WHAT YOU WILL DO =>
Would you please copy every line from the records that contains the word "JSON"?

Dataset rows for apps and sites:

• • •

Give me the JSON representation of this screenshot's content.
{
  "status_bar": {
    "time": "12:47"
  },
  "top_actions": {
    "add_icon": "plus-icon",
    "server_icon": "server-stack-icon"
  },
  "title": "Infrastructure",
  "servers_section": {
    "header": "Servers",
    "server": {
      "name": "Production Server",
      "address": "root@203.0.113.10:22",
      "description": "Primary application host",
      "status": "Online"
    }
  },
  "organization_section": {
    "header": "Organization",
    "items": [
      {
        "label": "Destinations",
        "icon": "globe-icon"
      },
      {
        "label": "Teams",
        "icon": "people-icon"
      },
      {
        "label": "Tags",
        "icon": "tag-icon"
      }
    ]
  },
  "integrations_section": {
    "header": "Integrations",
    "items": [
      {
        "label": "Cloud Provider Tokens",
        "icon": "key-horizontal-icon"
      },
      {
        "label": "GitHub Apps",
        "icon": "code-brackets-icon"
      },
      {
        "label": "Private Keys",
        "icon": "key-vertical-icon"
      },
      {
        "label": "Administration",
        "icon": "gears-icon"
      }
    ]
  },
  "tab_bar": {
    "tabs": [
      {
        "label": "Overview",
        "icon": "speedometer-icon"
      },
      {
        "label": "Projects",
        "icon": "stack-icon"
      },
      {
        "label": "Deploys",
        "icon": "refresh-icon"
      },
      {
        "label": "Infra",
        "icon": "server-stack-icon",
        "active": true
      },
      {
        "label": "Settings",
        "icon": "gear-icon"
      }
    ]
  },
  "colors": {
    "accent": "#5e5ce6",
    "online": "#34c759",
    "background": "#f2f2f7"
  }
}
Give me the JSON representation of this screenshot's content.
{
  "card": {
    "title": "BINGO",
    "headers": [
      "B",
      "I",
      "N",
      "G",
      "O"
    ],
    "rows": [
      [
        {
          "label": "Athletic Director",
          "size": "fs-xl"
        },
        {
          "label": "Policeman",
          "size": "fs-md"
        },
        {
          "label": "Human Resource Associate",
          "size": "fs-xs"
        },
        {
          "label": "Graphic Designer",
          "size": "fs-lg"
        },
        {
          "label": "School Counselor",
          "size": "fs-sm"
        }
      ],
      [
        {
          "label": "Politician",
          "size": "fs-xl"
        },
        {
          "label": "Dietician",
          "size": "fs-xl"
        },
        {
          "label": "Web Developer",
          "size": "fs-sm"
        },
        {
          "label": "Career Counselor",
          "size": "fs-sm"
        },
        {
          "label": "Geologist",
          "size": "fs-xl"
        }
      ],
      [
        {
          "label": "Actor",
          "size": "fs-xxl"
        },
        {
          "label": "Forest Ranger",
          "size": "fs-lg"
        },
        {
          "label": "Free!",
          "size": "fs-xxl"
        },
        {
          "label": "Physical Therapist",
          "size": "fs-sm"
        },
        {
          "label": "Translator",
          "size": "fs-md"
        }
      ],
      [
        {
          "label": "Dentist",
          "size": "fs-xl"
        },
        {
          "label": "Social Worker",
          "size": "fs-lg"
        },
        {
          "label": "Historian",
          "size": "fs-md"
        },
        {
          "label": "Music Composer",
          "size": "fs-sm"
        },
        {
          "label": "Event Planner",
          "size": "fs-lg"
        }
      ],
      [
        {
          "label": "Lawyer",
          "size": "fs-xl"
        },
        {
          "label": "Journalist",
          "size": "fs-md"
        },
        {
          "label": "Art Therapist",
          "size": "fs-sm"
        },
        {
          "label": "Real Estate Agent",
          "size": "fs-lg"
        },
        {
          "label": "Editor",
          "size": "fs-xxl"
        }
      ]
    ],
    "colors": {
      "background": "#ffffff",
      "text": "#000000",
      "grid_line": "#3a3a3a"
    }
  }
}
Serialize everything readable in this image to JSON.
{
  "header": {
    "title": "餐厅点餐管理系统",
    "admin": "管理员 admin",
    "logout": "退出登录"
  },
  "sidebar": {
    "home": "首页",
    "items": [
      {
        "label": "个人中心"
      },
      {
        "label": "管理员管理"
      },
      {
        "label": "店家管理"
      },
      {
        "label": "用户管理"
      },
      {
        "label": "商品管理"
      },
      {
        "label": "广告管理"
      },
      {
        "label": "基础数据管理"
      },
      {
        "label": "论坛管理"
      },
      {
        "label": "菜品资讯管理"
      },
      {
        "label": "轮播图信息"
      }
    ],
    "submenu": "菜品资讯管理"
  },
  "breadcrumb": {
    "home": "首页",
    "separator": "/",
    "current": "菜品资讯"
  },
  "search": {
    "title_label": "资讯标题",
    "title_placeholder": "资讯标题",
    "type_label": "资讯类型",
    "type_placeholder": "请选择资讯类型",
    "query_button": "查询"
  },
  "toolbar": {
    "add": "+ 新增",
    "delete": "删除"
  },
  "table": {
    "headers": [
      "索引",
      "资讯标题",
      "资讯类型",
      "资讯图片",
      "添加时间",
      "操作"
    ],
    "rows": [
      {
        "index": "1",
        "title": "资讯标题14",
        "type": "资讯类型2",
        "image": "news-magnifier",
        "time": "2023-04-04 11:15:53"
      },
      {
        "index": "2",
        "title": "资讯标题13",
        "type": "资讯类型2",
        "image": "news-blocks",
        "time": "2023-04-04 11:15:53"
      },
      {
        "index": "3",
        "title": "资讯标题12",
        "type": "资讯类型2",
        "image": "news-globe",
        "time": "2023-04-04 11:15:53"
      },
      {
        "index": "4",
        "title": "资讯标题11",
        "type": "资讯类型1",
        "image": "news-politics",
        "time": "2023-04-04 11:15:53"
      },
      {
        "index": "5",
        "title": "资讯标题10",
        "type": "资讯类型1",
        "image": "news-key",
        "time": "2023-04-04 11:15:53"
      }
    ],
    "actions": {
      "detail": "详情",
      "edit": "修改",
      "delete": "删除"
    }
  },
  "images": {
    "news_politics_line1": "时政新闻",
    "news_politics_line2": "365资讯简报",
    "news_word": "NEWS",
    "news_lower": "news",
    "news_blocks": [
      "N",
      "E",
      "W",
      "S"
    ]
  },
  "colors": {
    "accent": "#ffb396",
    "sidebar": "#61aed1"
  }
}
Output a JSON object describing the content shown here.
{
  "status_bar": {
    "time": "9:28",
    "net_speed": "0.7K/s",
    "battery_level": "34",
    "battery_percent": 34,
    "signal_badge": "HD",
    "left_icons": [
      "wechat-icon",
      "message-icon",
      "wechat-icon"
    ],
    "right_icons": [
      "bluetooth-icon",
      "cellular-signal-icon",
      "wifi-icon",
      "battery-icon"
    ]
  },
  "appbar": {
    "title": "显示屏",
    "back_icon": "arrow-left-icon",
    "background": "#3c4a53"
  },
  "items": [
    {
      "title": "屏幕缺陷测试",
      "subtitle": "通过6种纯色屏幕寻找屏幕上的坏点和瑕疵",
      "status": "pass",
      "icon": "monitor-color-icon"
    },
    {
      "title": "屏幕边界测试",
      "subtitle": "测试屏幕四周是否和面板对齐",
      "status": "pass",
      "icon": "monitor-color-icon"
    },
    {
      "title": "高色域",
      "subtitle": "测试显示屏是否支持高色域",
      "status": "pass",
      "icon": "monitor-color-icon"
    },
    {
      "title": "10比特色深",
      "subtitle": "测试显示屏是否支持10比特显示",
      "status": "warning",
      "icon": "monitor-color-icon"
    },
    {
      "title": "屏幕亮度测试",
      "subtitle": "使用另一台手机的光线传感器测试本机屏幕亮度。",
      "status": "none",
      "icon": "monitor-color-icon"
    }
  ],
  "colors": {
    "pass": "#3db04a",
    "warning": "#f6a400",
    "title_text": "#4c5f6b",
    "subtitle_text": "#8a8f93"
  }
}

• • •

RESULT =>
Give me the JSON representation of this screenshot's content.
Give me the JSON representation of this screenshot's content.
Serialize everything readable in this image to JSON.
Output a JSON object describing the content shown here.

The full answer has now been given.